New York

Jayne County, Silver Bastet 46 1/8, 2019, acrylic and ink on canvas, 16 × 20".

Jayne County, Silver Bastet 46 1/8, 2019, acrylic and ink on canvas, 16 × 20".

Jayne County

A pioneering transgender entertainer and one of the high priestesses of punk, Jayne County first made a name for herself in downtown 1970s New York, rocking and rolling onstage at the legendary clubs Max’s Kansas City and CBGB with her signature song “Fuck Off,” and hanging out with the Warhol crowd. She costarred in the Pop artist’s 1971 play Pork, a parody of Factory habitués, and her hell-raising antics and transition from Wayne to Jayne are illuminated in her fascinating 1995 memoir, Man Enough to Be a Woman: The Autobiography of Jayne County.

While the artist has continued to perform ever since, about fifteen years ago she decided to return to her roots in rural Georgia to take care of her parents in their declining years. Although they have since died, County continues to live just down the street from her family home. During this period of her life (she turns seventy-four this year), she has devoted much of her time and energy to painting, and in the process has emerged as an acclaimed self-taught artist. Considering that she shares her house with nearly twenty cats, it seems only natural that her most recent work is feline-themed.

County, however, doesn’t exalt garden-variety pussies. Instead, her paintings pay tribute to the revered ancient Egyptian cat goddess Bastet, who is associated with domesticity, fertility, and childbirth. In keeping with County’s transgressive ways, many of her deities have been bestowed enormous phalluses, some of these bearing their own faces. Her exhibition at the Viewing Room—a smaller gallery located inside Marlborough’s Chelsea outpost—was comprised of fifty-eight modestly scaled ink-and-acrylic works, which transformed the space into an erotically charged temple. (Leo Fitzpatrick, the Viewing Room’s director, curated the show.)

The exhibit marks the second time County’s art has been showcased in New York.
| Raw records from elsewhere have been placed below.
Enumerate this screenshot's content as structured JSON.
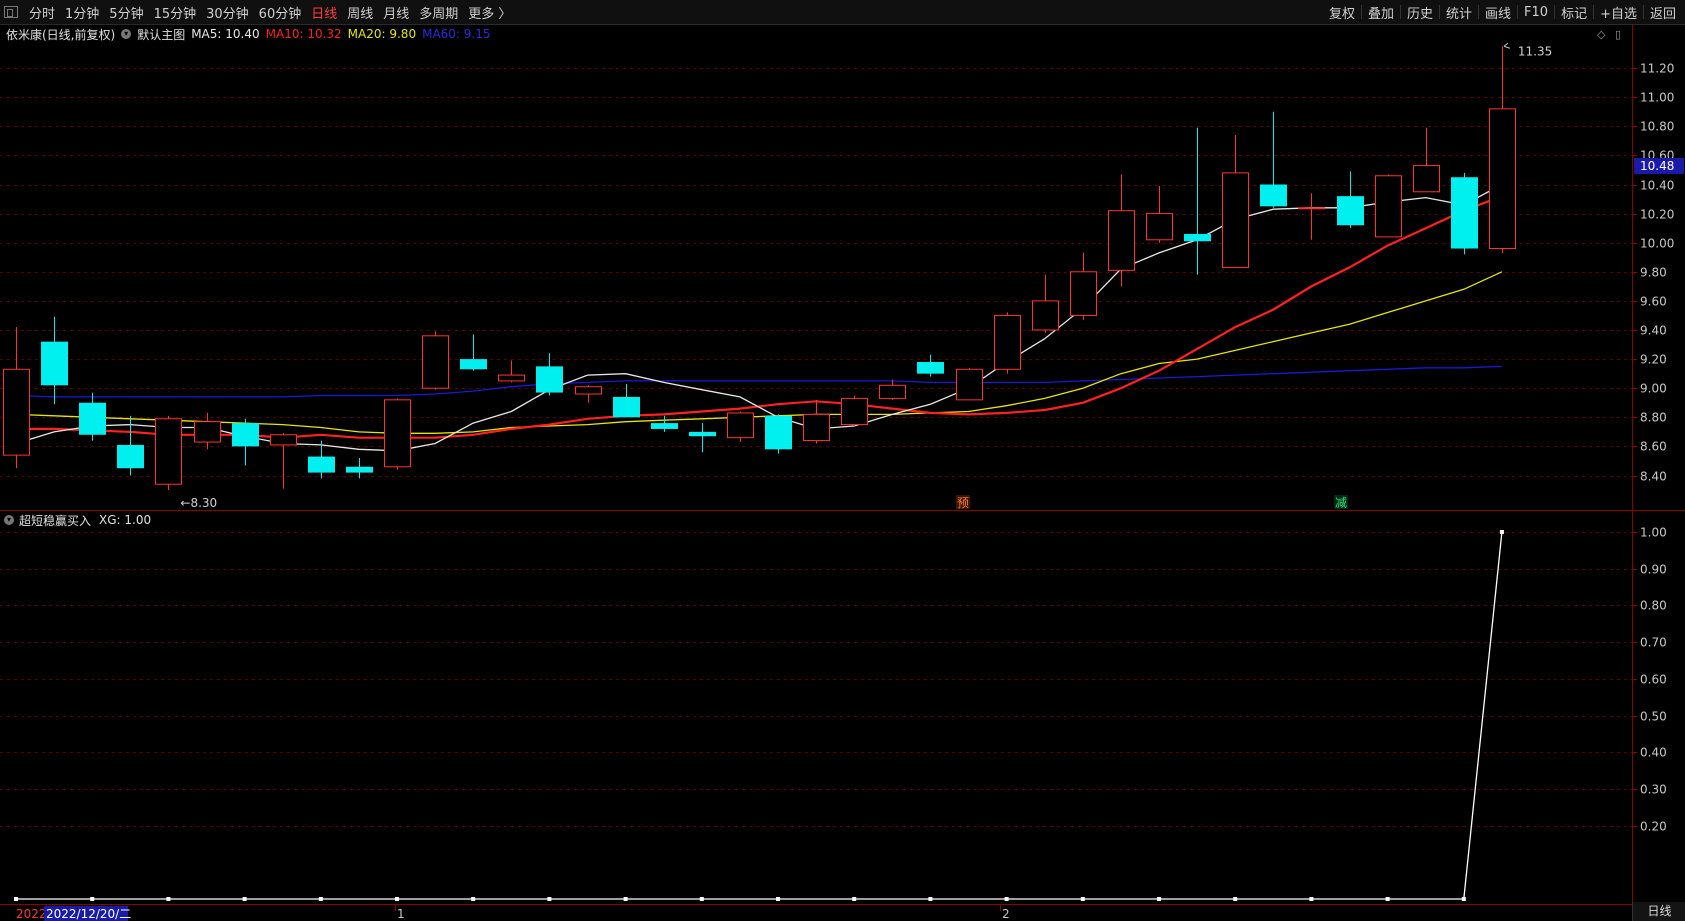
{
  "toolbar": {
    "periods": [
      "分时",
      "1分钟",
      "5分钟",
      "15分钟",
      "30分钟",
      "60分钟",
      "日线",
      "周线",
      "月线",
      "多周期",
      "更多 〉"
    ],
    "active_period": "日线",
    "actions": [
      "复权",
      "叠加",
      "历史",
      "统计",
      "画线",
      "F10",
      "标记",
      "+自选",
      "返回"
    ]
  },
  "main_info": {
    "stock_label": "依米康(日线,前复权)",
    "template_label": "默认主图",
    "ma5": "MA5: 10.40",
    "ma10": "MA10: 10.32",
    "ma20": "MA20: 9.80",
    "ma60": "MA60: 9.15"
  },
  "sub_info": {
    "indicator_label": "超短稳赢买入",
    "xg_value": "XG: 1.00"
  },
  "price_axis": {
    "ticks": [
      "11.20",
      "11.00",
      "10.80",
      "10.60",
      "10.40",
      "10.20",
      "10.00",
      "9.80",
      "9.60",
      "9.40",
      "9.20",
      "9.00",
      "8.80",
      "8.60",
      "8.40"
    ],
    "current_price_label": "10.48"
  },
  "sub_axis": {
    "ticks": [
      "1.00",
      "0.90",
      "0.80",
      "0.70",
      "0.60",
      "0.50",
      "0.40",
      "0.30",
      "0.20"
    ]
  },
  "annotations": {
    "high_label": "11.35",
    "low_label": "8.30",
    "mark_yu": "预",
    "mark_jian": "减"
  },
  "x_axis": {
    "year_prefix": "2022",
    "selected_date": "2022/12/20/二",
    "month_1": "1",
    "month_2": "2"
  },
  "period_indicator": "日线",
  "colors": {
    "up": "#ff3232",
    "down": "#00f0f0",
    "ma5": "#e8e8e8",
    "ma10": "#ff2020",
    "ma20": "#e6e600",
    "ma60": "#1a1ad8",
    "grid": "#5a0000",
    "axis_border": "#8b0000"
  },
  "chart_data": {
    "type": "candlestick",
    "ylim": [
      8.3,
      11.35
    ],
    "candles": [
      {
        "o": 8.54,
        "h": 9.42,
        "l": 8.45,
        "c": 9.13
      },
      {
        "o": 9.32,
        "h": 9.49,
        "l": 8.89,
        "c": 9.02
      },
      {
        "o": 8.9,
        "h": 8.97,
        "l": 8.64,
        "c": 8.68
      },
      {
        "o": 8.61,
        "h": 8.81,
        "l": 8.4,
        "c": 8.45
      },
      {
        "o": 8.34,
        "h": 8.81,
        "l": 8.3,
        "c": 8.79
      },
      {
        "o": 8.63,
        "h": 8.83,
        "l": 8.58,
        "c": 8.77
      },
      {
        "o": 8.76,
        "h": 8.79,
        "l": 8.47,
        "c": 8.6
      },
      {
        "o": 8.61,
        "h": 8.69,
        "l": 8.31,
        "c": 8.68
      },
      {
        "o": 8.53,
        "h": 8.64,
        "l": 8.38,
        "c": 8.42
      },
      {
        "o": 8.46,
        "h": 8.52,
        "l": 8.38,
        "c": 8.42
      },
      {
        "o": 8.46,
        "h": 8.93,
        "l": 8.44,
        "c": 8.92
      },
      {
        "o": 9.0,
        "h": 9.39,
        "l": 8.99,
        "c": 9.36
      },
      {
        "o": 9.2,
        "h": 9.37,
        "l": 9.12,
        "c": 9.13
      },
      {
        "o": 9.05,
        "h": 9.19,
        "l": 9.04,
        "c": 9.09
      },
      {
        "o": 9.15,
        "h": 9.24,
        "l": 8.95,
        "c": 8.97
      },
      {
        "o": 8.96,
        "h": 9.02,
        "l": 8.9,
        "c": 9.01
      },
      {
        "o": 8.94,
        "h": 9.03,
        "l": 8.81,
        "c": 8.8
      },
      {
        "o": 8.76,
        "h": 8.81,
        "l": 8.7,
        "c": 8.72
      },
      {
        "o": 8.7,
        "h": 8.76,
        "l": 8.56,
        "c": 8.67
      },
      {
        "o": 8.66,
        "h": 8.84,
        "l": 8.63,
        "c": 8.83
      },
      {
        "o": 8.81,
        "h": 8.82,
        "l": 8.55,
        "c": 8.58
      },
      {
        "o": 8.64,
        "h": 8.92,
        "l": 8.62,
        "c": 8.82
      },
      {
        "o": 8.75,
        "h": 8.95,
        "l": 8.74,
        "c": 8.93
      },
      {
        "o": 8.93,
        "h": 9.06,
        "l": 8.92,
        "c": 9.02
      },
      {
        "o": 9.18,
        "h": 9.23,
        "l": 9.08,
        "c": 9.1
      },
      {
        "o": 8.92,
        "h": 9.14,
        "l": 8.92,
        "c": 9.13
      },
      {
        "o": 9.13,
        "h": 9.52,
        "l": 9.1,
        "c": 9.5
      },
      {
        "o": 9.4,
        "h": 9.78,
        "l": 9.38,
        "c": 9.6
      },
      {
        "o": 9.5,
        "h": 9.93,
        "l": 9.47,
        "c": 9.8
      },
      {
        "o": 9.81,
        "h": 10.47,
        "l": 9.7,
        "c": 10.22
      },
      {
        "o": 10.02,
        "h": 10.39,
        "l": 10.0,
        "c": 10.2
      },
      {
        "o": 10.06,
        "h": 10.79,
        "l": 9.78,
        "c": 10.01
      },
      {
        "o": 9.83,
        "h": 10.74,
        "l": 9.83,
        "c": 10.48
      },
      {
        "o": 10.4,
        "h": 10.9,
        "l": 10.24,
        "c": 10.25
      },
      {
        "o": 10.24,
        "h": 10.34,
        "l": 10.02,
        "c": 10.24
      },
      {
        "o": 10.32,
        "h": 10.49,
        "l": 10.1,
        "c": 10.12
      },
      {
        "o": 10.04,
        "h": 10.47,
        "l": 10.04,
        "c": 10.46
      },
      {
        "o": 10.35,
        "h": 10.79,
        "l": 10.35,
        "c": 10.53
      },
      {
        "o": 10.45,
        "h": 10.48,
        "l": 9.92,
        "c": 9.96
      },
      {
        "o": 9.96,
        "h": 11.35,
        "l": 9.93,
        "c": 10.92
      }
    ],
    "ma5": [
      8.62,
      8.7,
      8.74,
      8.75,
      8.73,
      8.73,
      8.67,
      8.62,
      8.61,
      8.58,
      8.57,
      8.62,
      8.76,
      8.84,
      8.99,
      9.09,
      9.1,
      9.04,
      8.99,
      8.94,
      8.8,
      8.72,
      8.74,
      8.82,
      8.89,
      9.0,
      9.18,
      9.34,
      9.55,
      9.82,
      9.93,
      10.02,
      10.16,
      10.23,
      10.24,
      10.24,
      10.28,
      10.31,
      10.26,
      10.4
    ],
    "ma10": [
      8.72,
      8.72,
      8.71,
      8.7,
      8.68,
      8.68,
      8.68,
      8.66,
      8.68,
      8.66,
      8.66,
      8.66,
      8.68,
      8.72,
      8.75,
      8.79,
      8.81,
      8.82,
      8.84,
      8.86,
      8.89,
      8.91,
      8.89,
      8.86,
      8.83,
      8.82,
      8.83,
      8.85,
      8.9,
      9.0,
      9.12,
      9.27,
      9.42,
      9.54,
      9.7,
      9.83,
      9.98,
      10.1,
      10.22,
      10.32
    ],
    "ma20": [
      8.82,
      8.81,
      8.8,
      8.79,
      8.78,
      8.77,
      8.76,
      8.75,
      8.73,
      8.7,
      8.69,
      8.69,
      8.7,
      8.73,
      8.74,
      8.75,
      8.77,
      8.78,
      8.79,
      8.8,
      8.81,
      8.82,
      8.82,
      8.82,
      8.83,
      8.84,
      8.88,
      8.93,
      9.0,
      9.1,
      9.17,
      9.2,
      9.26,
      9.32,
      9.38,
      9.44,
      9.52,
      9.6,
      9.68,
      9.8
    ],
    "ma60": [
      8.95,
      8.94,
      8.94,
      8.94,
      8.94,
      8.94,
      8.94,
      8.94,
      8.95,
      8.95,
      8.95,
      8.96,
      8.98,
      9.01,
      9.03,
      9.04,
      9.05,
      9.05,
      9.05,
      9.05,
      9.05,
      9.05,
      9.05,
      9.05,
      9.04,
      9.04,
      9.04,
      9.04,
      9.05,
      9.06,
      9.07,
      9.08,
      9.09,
      9.1,
      9.11,
      9.12,
      9.13,
      9.14,
      9.14,
      9.15
    ],
    "xg": [
      0,
      0,
      0,
      0,
      0,
      0,
      0,
      0,
      0,
      0,
      0,
      0,
      0,
      0,
      0,
      0,
      0,
      0,
      0,
      0,
      0,
      0,
      0,
      0,
      0,
      0,
      0,
      0,
      0,
      0,
      0,
      0,
      0,
      0,
      0,
      0,
      0,
      0,
      0,
      1
    ],
    "sub_ylim": [
      0,
      1
    ]
  }
}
In 2018, she presented a larger cast of characters at Participant Inc., including mermaids, Yeti-like monsters, and burqa-clad mystery women. Even as she has streamlined her menagerie, her hieroglyphic style remains unchanged—forward-facing figures all the same height, situated against patterned backdrops. Most of the images here were populated by intimate groupings of freaky characters, such as Fertility Sisters 44 1/2 (Bastet Two) (all works cited, 2019), whose title might be a reference to the length of the depicted duo’s towering erections.

Perhaps County has also been influenced by the popular TV show Ancient Aliens (2009–) on the History Channel, with its enticing theory that Earth’s oldest civilizations may have been triggered by visitors from outer space. Several of her paintings feature extraterrestrial Bastets, who are possibly the procreators of her entire supernatural species. Fertility Women of Pluto includes a shapely extraterrestrial creature sporting six breasts. And did the well-endowed twosome of Bastet Shecocks arrive from a faraway universe to impregnate the human race?

Let’s face it—artists of a certain age whose subject matter is cats are usually relegated to quaint craft fairs. County, as a cultish avant-garde shaman, has invented a magical and gender-fluid underworld that merits being worshipped by everyone. Whether her kitties hail from the Nile Valley, the heavens above, or Planet X, their sphinxlike gazes captivate the viewer even more than their horse-hung appendages. Recently, cats have suffered a bad rap, especially with the disastrous movie version of the titular Broadway musical. County rescues her furry friends from farce and puts them on the purr-fect pedestal they deserve.